United Nations Secretary General Ban Ki-moon has told President Robert Mugabe of Zimbabwe that the political violence raging in the country must be halted before the presidential run-off election scheduled for June 27, when Mr. Mugabe will face opposition leader Morgan Tsvangirai, front-runner in the March 29 round.

U.N. Deputy Spokeswoman Marie Okabe said the secretary general, meeting with Mr. Mugabe in Rome on the margins of the U.N. summit on food security, "highlighted the need to stop the violence and to deploy neutral international observers," proposing to send an envoy to Harare to discuss how the U.N. can help in the electoral process.

She said Mr. Mugabe agreed to the dispatch of the envoy, former Eritrean diplomat Haile Menkerios, assistant secretary general for political affairs.*

Political analyst Peter Kagwanja, director of democracy and governance programs at the Human Sciences Research Council in Johannesburg, South Africa, told reporter Carole Gombakomba of VOA's Studio 7 for Zimbabwe that Mr. Mugabe who was shunned in Rome, tried to use the summit to stage a political comeback.

Meanwhile, the Southern African Development Community deployed an advance team ahead of its election observer mission due in the country later this week.

The advance team is led by SADC senior strategic analyst Natangwe Elia Angula of Namibia, who is attached to the SADC directorate for politics, defense and security, and Gilbert Muchauza of Botswana, a senior support services officer.

Muchauza said he and Angula have set up offices at the Rainbow Towers Hotel in Harare and will be joined shortly by more than 300 observers.

But spokesman Nelson Chamisa of the opposition Movement for Democratic Change told reporter Blessing Zulu that the presence of the advance team has not reduced the level of violence against officials and supporters of the party.

MDC sources say nine more opposition members have been slain in the past 24 hours, taking the total of deaths among activists over 60. Two of the activists reported slain were burned to death Tuesday night when an MDC office at Jerera Growth Point in Zaka Central constituency, Masvingo province, was firebombed.

Correspondent Irwin Chifera reported on the incident from Harare.

Meanwhile, sources in Mhangura, Mashonaland West, said seven opposition activists were killed in clashes with ZANU-PF militia in the town of Doma on Wednesday.

The sources said the opposition youths were wearing party T-shirts when the militia affiliated with Mr. Mugabe's ruling ZANU-PF confronted them.
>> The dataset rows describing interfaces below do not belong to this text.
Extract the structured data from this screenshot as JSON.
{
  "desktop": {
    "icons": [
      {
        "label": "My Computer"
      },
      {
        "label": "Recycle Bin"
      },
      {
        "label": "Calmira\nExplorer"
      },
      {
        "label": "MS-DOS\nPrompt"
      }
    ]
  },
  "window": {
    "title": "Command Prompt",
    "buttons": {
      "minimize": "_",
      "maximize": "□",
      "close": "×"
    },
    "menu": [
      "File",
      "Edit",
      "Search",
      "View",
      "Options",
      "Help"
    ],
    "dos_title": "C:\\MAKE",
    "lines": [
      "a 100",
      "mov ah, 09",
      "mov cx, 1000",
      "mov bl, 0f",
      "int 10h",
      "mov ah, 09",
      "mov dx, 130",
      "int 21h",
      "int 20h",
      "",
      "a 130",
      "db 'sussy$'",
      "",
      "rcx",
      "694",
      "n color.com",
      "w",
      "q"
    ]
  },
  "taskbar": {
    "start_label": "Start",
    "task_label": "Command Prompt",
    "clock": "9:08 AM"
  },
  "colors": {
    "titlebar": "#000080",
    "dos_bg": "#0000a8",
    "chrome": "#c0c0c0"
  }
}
The sources said the bodies of the dead activists were taken to Makonde Hospital mortuary.

In Harare, MDC sources said suspected state security agents abducted Jim Holland, husband of senior MDC official and senator Sekai Holland, and three others, including an infant. Holland and the others were released later Wednesday after interrogation, during which he was accused of sponsoring terrorism and harboring fugitives.

Holland told reporter Jonga Kandemiiri of VOA's Studio 7 for Zimbabwe that he was threatened with death if he continued with his opposition activities.

More reports from VOA's Studio 7 for Zimbabwe...

* This article has been corrected to remove an erroneous interpretation of the remarks and proposals by U.N. Secretary General Ban Ki-moon to Mr. Mugabe, and to clarify the nature and identity of the U.N. envoy Mr. Ban proposed to send to Harare.